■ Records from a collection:

========================

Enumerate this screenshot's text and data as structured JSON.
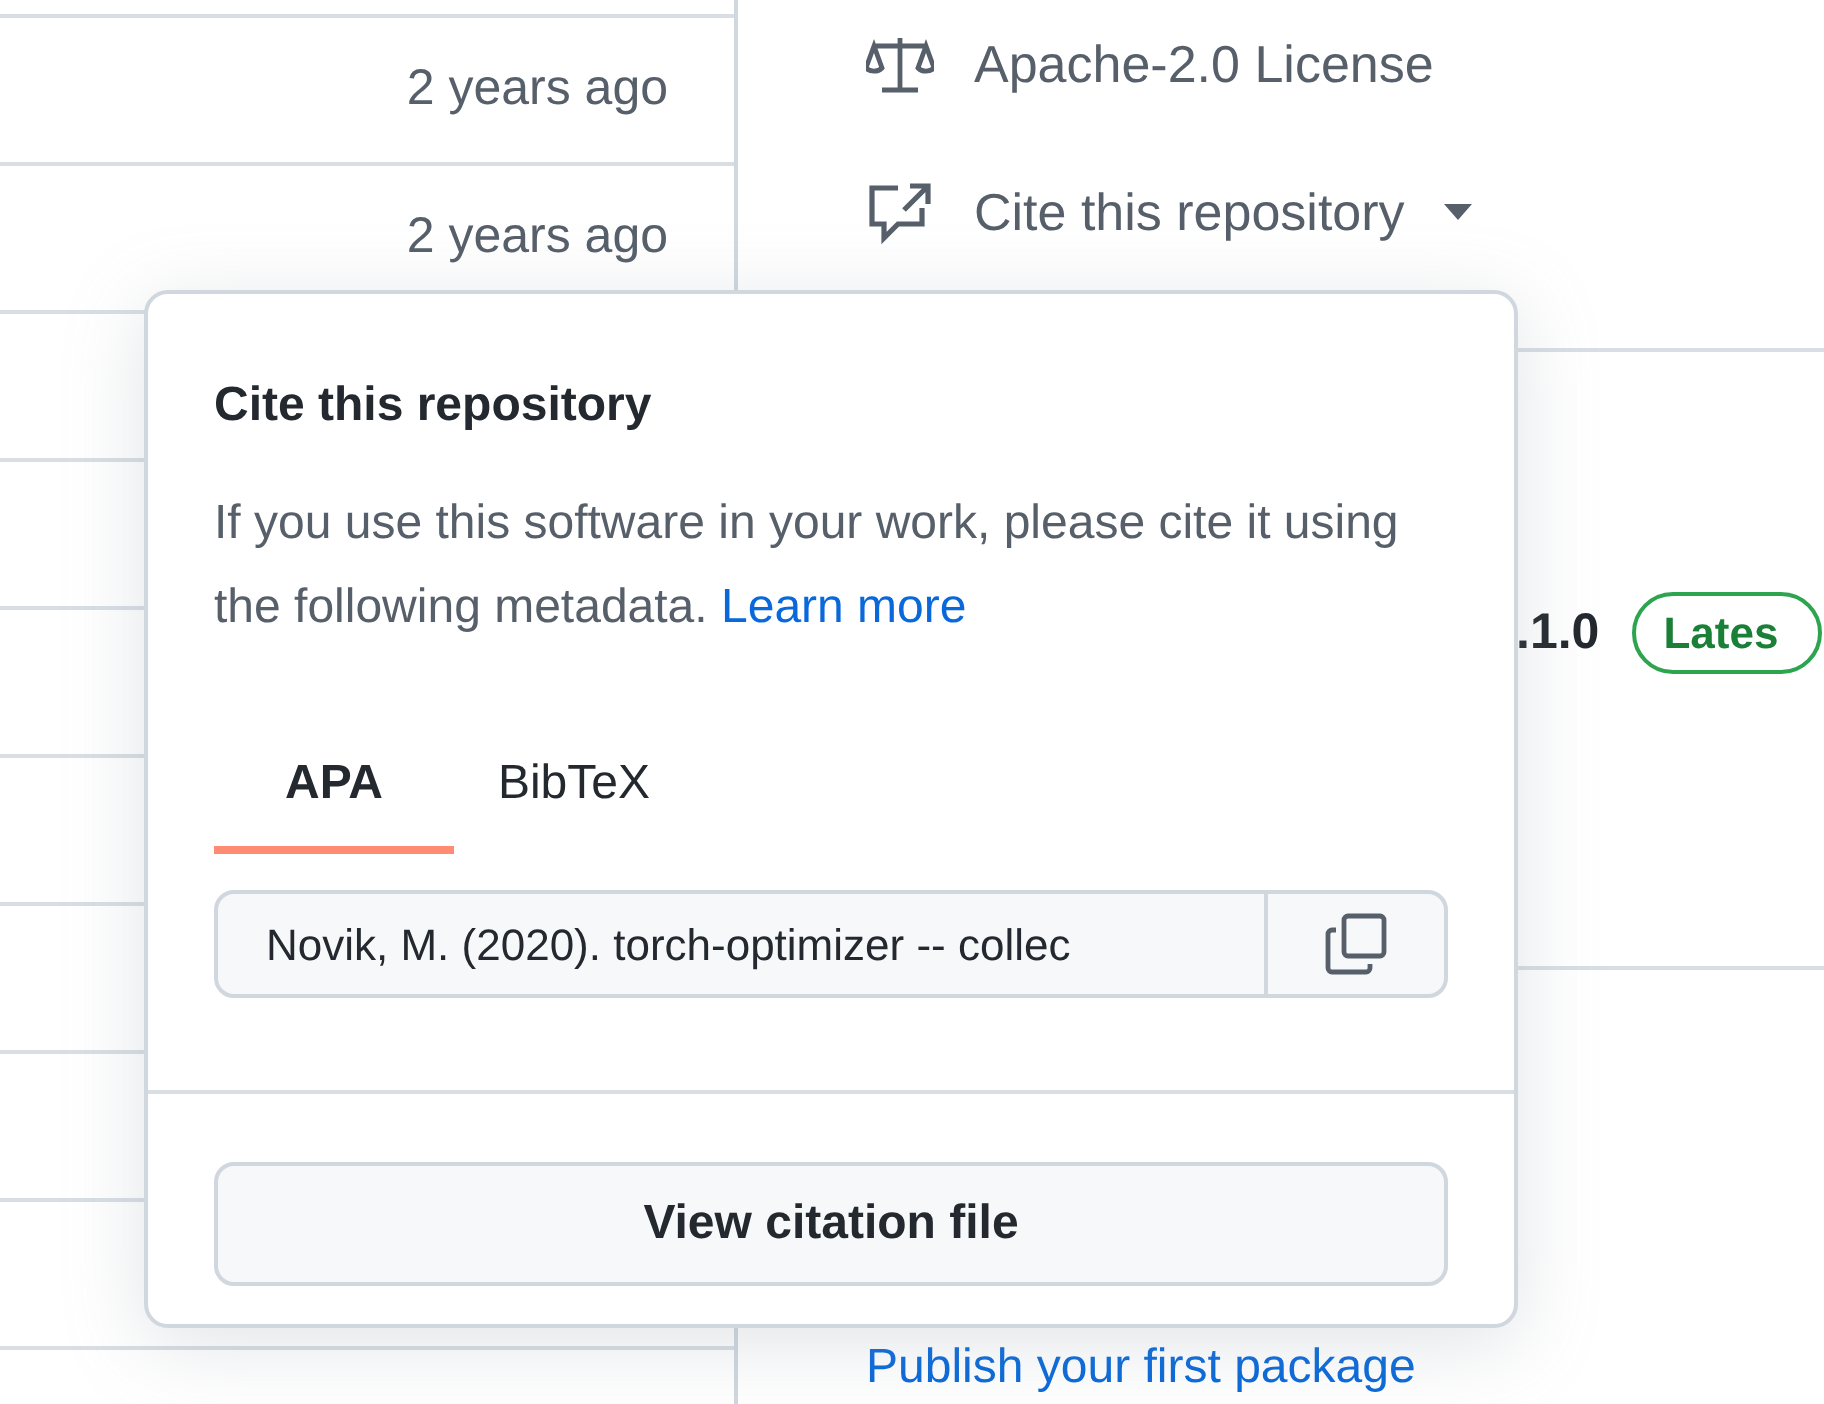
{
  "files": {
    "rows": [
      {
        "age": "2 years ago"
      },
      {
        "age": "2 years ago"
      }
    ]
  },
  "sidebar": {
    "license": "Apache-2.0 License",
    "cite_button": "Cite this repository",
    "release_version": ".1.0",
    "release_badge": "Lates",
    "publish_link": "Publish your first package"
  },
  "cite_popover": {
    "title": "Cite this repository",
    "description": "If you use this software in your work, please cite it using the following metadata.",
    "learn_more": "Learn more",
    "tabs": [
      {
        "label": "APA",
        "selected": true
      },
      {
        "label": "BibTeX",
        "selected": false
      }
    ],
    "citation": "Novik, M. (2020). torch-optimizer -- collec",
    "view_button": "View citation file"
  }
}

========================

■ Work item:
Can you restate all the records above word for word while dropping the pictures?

■ Completed exercise:
Enumerate this screenshot's text and data as structured JSON.
{
  "files": {
    "rows": [
      {
        "age": "2 years ago"
      },
      {
        "age": "2 years ago"
      }
    ]
  },
  "sidebar": {
    "license": "Apache-2.0 License",
    "cite_button": "Cite this repository",
    "release_version": ".1.0",
    "release_badge": "Lates",
    "publish_link": "Publish your first package"
  },
  "cite_popover": {
    "title": "Cite this repository",
    "description": "If you use this software in your work, please cite it using the following metadata.",
    "learn_more": "Learn more",
    "tabs": [
      {
        "label": "APA",
        "selected": true
      },
      {
        "label": "BibTeX",
        "selected": false
      }
    ],
    "citation": "Novik, M. (2020). torch-optimizer -- collec",
    "view_button": "View citation file"
  }
}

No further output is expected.